For example,  I have become fanatical about turning off lights, television sets and the like when no one is in the room. My husband is hating me as he leaves a wake of electrical consumption ablaze wherever he goes. He may leave the TV on in the bedroom and wander, via the kitchen, to his office. His bedside lamp and the TV will remain on. The kitchen central switch light, as well as the zonal spotlights over both sections of counter space, are blazing. Nine times out of ten, he’ll have turned on the small kitchen TV set while fixing his coffee. The coffee pot is on, in case he decides to swill the dregs — an atypical choice. He likes to return to the bedroom 45 minutes later and find things as he left them.

He is adjusting, unhappily, to the change.

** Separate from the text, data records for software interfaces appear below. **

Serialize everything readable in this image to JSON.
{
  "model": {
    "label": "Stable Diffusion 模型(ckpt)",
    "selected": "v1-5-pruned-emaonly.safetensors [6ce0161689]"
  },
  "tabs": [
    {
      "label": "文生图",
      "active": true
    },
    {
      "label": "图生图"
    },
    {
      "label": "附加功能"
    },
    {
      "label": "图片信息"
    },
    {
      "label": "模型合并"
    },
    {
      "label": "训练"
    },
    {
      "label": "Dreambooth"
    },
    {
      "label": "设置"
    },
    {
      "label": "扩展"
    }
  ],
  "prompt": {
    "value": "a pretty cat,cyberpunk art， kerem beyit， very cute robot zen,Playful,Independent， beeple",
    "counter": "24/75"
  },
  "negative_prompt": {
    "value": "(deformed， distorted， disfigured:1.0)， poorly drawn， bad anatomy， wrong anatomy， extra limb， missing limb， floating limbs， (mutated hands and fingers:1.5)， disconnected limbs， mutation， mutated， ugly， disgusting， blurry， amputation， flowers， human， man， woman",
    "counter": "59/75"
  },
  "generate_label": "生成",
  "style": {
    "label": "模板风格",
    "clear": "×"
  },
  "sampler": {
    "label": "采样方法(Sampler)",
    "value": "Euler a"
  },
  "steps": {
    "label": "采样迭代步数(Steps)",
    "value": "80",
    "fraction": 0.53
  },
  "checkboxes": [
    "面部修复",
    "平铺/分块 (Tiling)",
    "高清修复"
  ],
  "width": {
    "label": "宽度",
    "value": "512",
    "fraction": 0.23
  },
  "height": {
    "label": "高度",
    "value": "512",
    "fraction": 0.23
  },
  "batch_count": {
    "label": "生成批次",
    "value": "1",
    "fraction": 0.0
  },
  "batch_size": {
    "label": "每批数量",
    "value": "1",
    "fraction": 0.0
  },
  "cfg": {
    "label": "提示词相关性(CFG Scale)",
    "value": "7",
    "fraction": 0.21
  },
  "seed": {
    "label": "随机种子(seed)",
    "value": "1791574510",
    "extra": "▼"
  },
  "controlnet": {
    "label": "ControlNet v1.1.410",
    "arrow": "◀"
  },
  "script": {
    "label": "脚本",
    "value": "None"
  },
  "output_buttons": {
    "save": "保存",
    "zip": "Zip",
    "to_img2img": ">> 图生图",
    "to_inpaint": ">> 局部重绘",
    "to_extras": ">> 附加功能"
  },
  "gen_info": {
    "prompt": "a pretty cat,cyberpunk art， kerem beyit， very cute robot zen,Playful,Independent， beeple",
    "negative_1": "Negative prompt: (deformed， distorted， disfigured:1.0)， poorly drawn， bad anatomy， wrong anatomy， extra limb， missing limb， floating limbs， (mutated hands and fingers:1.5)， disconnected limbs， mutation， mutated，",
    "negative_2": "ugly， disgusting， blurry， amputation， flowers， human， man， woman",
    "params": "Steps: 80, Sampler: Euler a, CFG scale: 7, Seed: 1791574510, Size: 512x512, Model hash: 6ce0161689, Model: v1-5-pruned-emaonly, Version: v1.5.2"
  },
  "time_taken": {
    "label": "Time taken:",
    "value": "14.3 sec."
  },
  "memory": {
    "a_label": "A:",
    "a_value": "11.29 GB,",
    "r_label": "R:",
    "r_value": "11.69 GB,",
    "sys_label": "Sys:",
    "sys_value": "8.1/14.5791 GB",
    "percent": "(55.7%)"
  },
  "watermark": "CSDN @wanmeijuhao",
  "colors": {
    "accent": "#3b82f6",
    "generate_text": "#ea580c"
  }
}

Also, I grow many of my own vegetables using sustainable gardening methods. I pick weeds and pests by hand and use a hoe. I enlist the help of our small flock of hens to rid the raised beds of slugs, beetles and stinkbugs. I use cheesecloth to deflect cabbage moths instead of using toxic sprays. I use raised beds, augmented with our own plant waste garbage, egg shells and the manure from our horses, so there’s no need for a rototiller. The earth has great tilth.

So, I am simpatico to Earth Hour.

I prefer heat from a wood stove to the heat pump. I cut the wood from my own wood lot, culling dead or diseased wood to make the wood lot healthier. I prefer my notebook computer, which can run on batteries for hours, to my laptop, which needs recharging after 60 minutes.

Each act is minute. Cumulatively, each act matters. I halved our electric bill through my new obsession. My husband liked that.

Social Media is Taking Over…Don’t Believe Me? Watch This Video.

If you are over 39, and you want to remain relevent in business or in a creative field, you better read Gen Y Girl Kayla Cruz’s link below. Watch the video. It is a MUST.

If you are over 39 and unemployed, you are apt to stay that way unless you embrace the way of the world. Technology is rapidly changing the way business is conducted and the way people communicate.

Finally, if you are writing a book set in 2012, you better understand modern culture. If you have your twenty- or thirty-something character spending time on e-mail  primarily using a laptop, you are so out of touch. Your credibility will be negatively affected. Or your character may be viewed as social awkward.

As a member of the over 39 club, I learn and re-learn till my head hurts.

Social Media is Taking Over…Don’t Believe Me? Watch This Video..